- The literature is open source
- Computer-aided study of humans
- Human-aided study of computers
And he finally drew a connection to the "semantic web", which honestly, I'm still trying to connect, so I can't help much with that part.
"Digital humanities" was a refreshingly different way to look at the world from what I'm used to
Some examples projects of digital humanities projects that Smith presented included: the Valley of the Shadow which studies two counties on either side of the Mason-Dixon line during the US Civil War and looks at demographics and changes in people's lives; and The Internet Speculative Fiction Database, a concordance of science-fiction literature.
Thoughts on 3D
I did something I rarely do at this conference -- I socialized! I had lunch with David Morris, Janet Swisher, and a couple of other people whose names I unfortunately didn't write down. Probably the most interesting lunch topic was what can be done about creating a free software CAD (Computer Aided Design) system. I'm not sure I know the answer about that: the consensus was that nothing really satisfactory has yet emerged (I mentioned BRL-CAD, but as I haven't really tried to use it, I couldn't really offer an opinion. Morris seemed to think it was "not ready for prime time").

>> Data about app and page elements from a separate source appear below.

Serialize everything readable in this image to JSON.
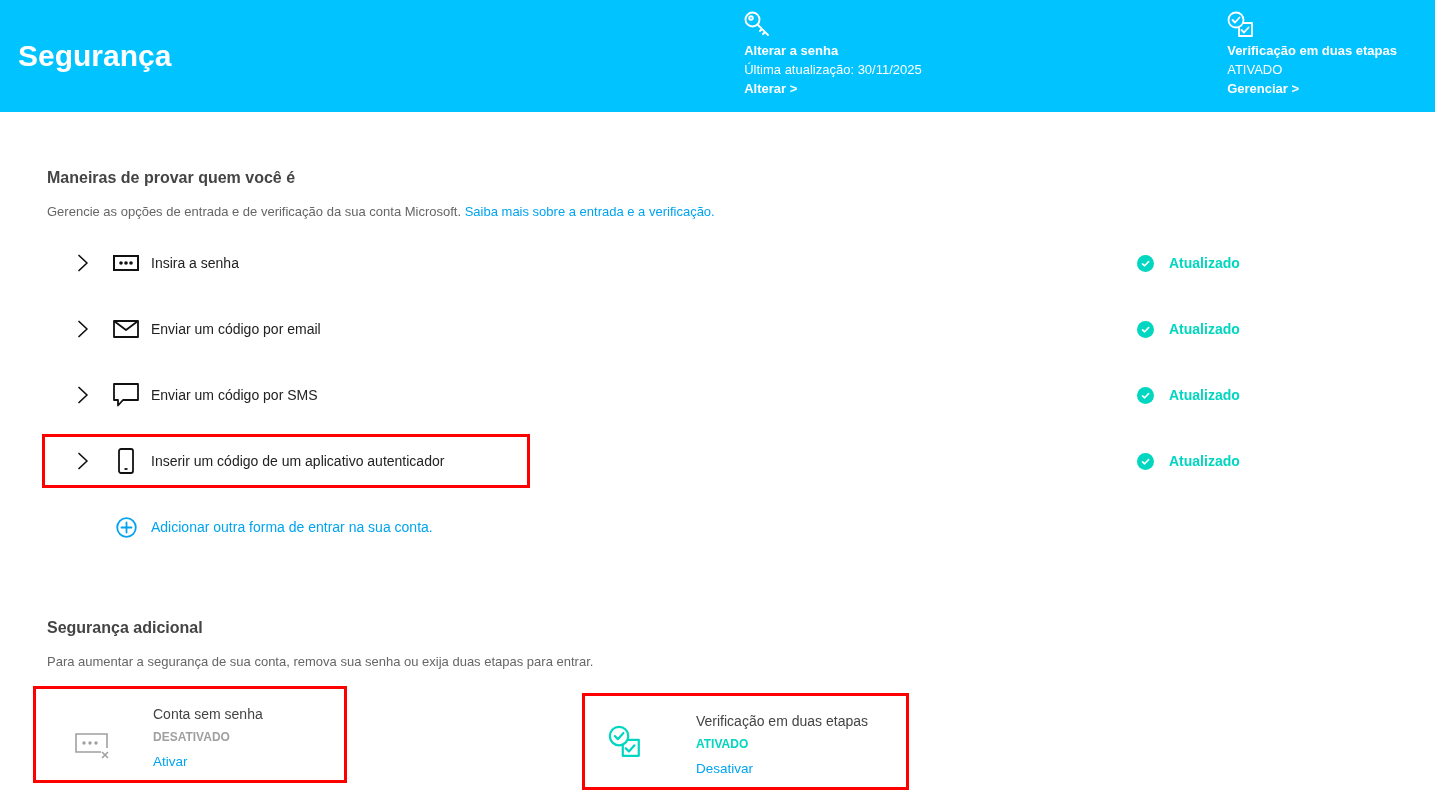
{
  "header": {
    "title": "Segurança",
    "items": [
      {
        "kind": "password",
        "title": "Alterar a senha",
        "detail": "Última atualização: 30/11/2025",
        "action": "Alterar >"
      },
      {
        "kind": "two-step",
        "title": "Verificação em duas etapas",
        "detail": "ATIVADO",
        "action": "Gerenciar >"
      }
    ]
  },
  "methods": {
    "heading": "Maneiras de provar quem você é",
    "description": "Gerencie as opções de entrada e de verificação da sua conta Microsoft.",
    "link": "Saiba mais sobre a entrada e a verificação.",
    "items": [
      {
        "kind": "password",
        "label": "Insira a senha",
        "status": "Atualizado",
        "highlighted": false
      },
      {
        "kind": "email",
        "label": "Enviar um código por email",
        "status": "Atualizado",
        "highlighted": false
      },
      {
        "kind": "sms",
        "label": "Enviar um código por SMS",
        "status": "Atualizado",
        "highlighted": false
      },
      {
        "kind": "app",
        "label": "Inserir um código de um aplicativo autenticador",
        "status": "Atualizado",
        "highlighted": true
      }
    ],
    "add_link": "Adicionar outra forma de entrar na sua conta."
  },
  "additional": {
    "heading": "Segurança adicional",
    "description": "Para aumentar a segurança de sua conta, remova sua senha ou exija duas etapas para entrar.",
    "cards": [
      {
        "kind": "passwordless",
        "title": "Conta sem senha",
        "status": "DESATIVADO",
        "on": false,
        "action": "Ativar",
        "highlighted": true
      },
      {
        "kind": "two-step",
        "title": "Verificação em duas etapas",
        "status": "ATIVADO",
        "on": true,
        "action": "Desativar",
        "highlighted": true
      }
    ]
  }
}
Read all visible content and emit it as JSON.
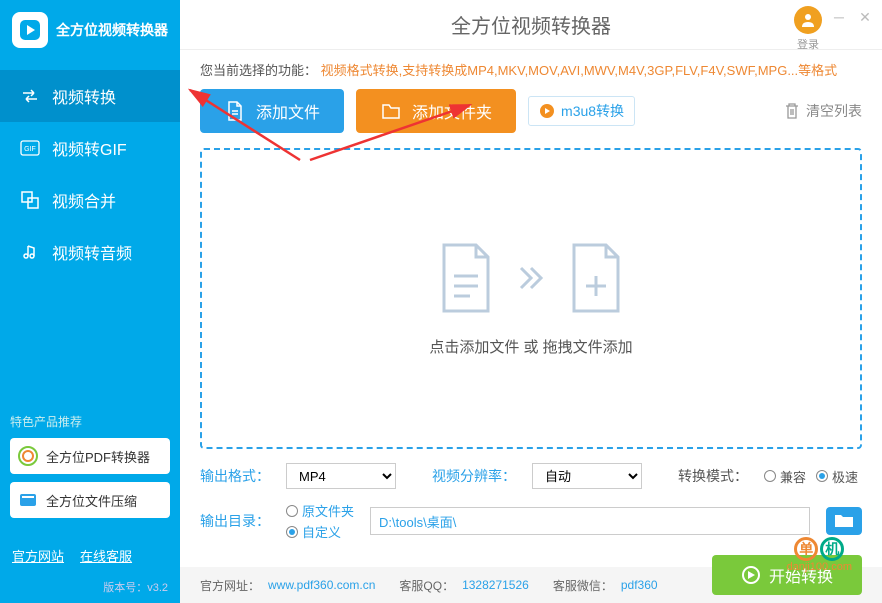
{
  "app": {
    "title": "全方位视频转换器",
    "logo_text": "全方位视频转换器"
  },
  "login": {
    "label": "登录"
  },
  "sidebar": {
    "items": [
      {
        "label": "视频转换"
      },
      {
        "label": "视频转GIF"
      },
      {
        "label": "视频合并"
      },
      {
        "label": "视频转音频"
      }
    ],
    "promo_title": "特色产品推荐",
    "promos": [
      {
        "label": "全方位PDF转换器"
      },
      {
        "label": "全方位文件压缩"
      }
    ],
    "links": {
      "site": "官方网站",
      "support": "在线客服"
    },
    "version_label": "版本号：",
    "version": "v3.2"
  },
  "content": {
    "func_label": "您当前选择的功能：",
    "func_desc": "视频格式转换,支持转换成MP4,MKV,MOV,AVI,MWV,M4V,3GP,FLV,F4V,SWF,MPG...等格式",
    "add_file": "添加文件",
    "add_folder": "添加文件夹",
    "m3u8": "m3u8转换",
    "clear": "清空列表",
    "drop_text": "点击添加文件 或 拖拽文件添加"
  },
  "options": {
    "format_label": "输出格式：",
    "format_value": "MP4",
    "resolution_label": "视频分辨率：",
    "resolution_value": "自动",
    "mode_label": "转换模式：",
    "mode_compat": "兼容",
    "mode_fast": "极速",
    "output_label": "输出目录：",
    "output_original": "原文件夹",
    "output_custom": "自定义",
    "output_path": "D:\\tools\\桌面\\"
  },
  "bottom": {
    "site_label": "官方网址：",
    "site": "www.pdf360.com.cn",
    "qq_label": "客服QQ：",
    "qq": "1328271526",
    "wechat_label": "客服微信：",
    "wechat": "pdf360",
    "convert": "开始转换"
  },
  "watermark": {
    "text": "danji100.com"
  }
}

There are a number of different initiatives to write CAD programs for different kinds of applications. And of course, each discipline has its own requirements, so it might even make sense for there to be a lot of small tools, rather than one massive application. After all, that is the tendency of free software projects when compared to proprietary applications (which often become monolithic monstrosities—which is probably an apt description of AutoCAD, the market-leading proprietary CAD package).
But unlike software tools, which work with fairly well-defined data formats, representations of CAD data are very non-standard, not just at the serialization level, but in deeper ways, such as the mathematical models used to represent 3D data. Existing attempts to standardize this process such as X3D are very immature, and the industry standards like STEP are rather unapproachable, both because of their size and the bureaucracy surrounding them.

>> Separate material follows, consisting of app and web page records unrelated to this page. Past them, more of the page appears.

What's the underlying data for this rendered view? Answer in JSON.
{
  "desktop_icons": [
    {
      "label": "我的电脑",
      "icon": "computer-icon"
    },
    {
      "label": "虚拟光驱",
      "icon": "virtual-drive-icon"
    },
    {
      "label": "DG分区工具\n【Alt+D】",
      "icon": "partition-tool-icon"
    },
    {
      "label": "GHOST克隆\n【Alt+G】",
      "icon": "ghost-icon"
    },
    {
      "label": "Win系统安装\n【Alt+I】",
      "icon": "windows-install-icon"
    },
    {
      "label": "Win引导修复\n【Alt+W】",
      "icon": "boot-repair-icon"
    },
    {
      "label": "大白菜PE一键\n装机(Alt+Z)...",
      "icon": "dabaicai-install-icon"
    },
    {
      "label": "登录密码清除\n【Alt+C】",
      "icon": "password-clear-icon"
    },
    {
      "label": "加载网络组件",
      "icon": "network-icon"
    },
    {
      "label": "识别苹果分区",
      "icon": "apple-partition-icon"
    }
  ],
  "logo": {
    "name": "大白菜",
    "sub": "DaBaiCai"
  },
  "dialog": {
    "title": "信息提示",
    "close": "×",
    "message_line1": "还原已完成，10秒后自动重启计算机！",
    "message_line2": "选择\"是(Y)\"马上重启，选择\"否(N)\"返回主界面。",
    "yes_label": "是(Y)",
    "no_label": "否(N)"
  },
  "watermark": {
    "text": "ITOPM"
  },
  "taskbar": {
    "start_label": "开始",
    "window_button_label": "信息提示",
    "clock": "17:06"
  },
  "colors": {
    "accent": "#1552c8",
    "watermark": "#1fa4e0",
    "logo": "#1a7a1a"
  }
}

Liberating CAD won't be an easy task, and I personally think it will take an organized "cathedral" approach to get the ball rolling: someone is going to have invest time and money into a project to make it happen (which is one reason why I wonder about the viability of a true capitalist free software enterprise).
Free software in Texas
This conference was small and not as well-organized as some, but it was not a bad show for a first attempt, and I hope to be involved next year. Texas is not exactly center stage in the development of free software, but it's good to see what is happening here.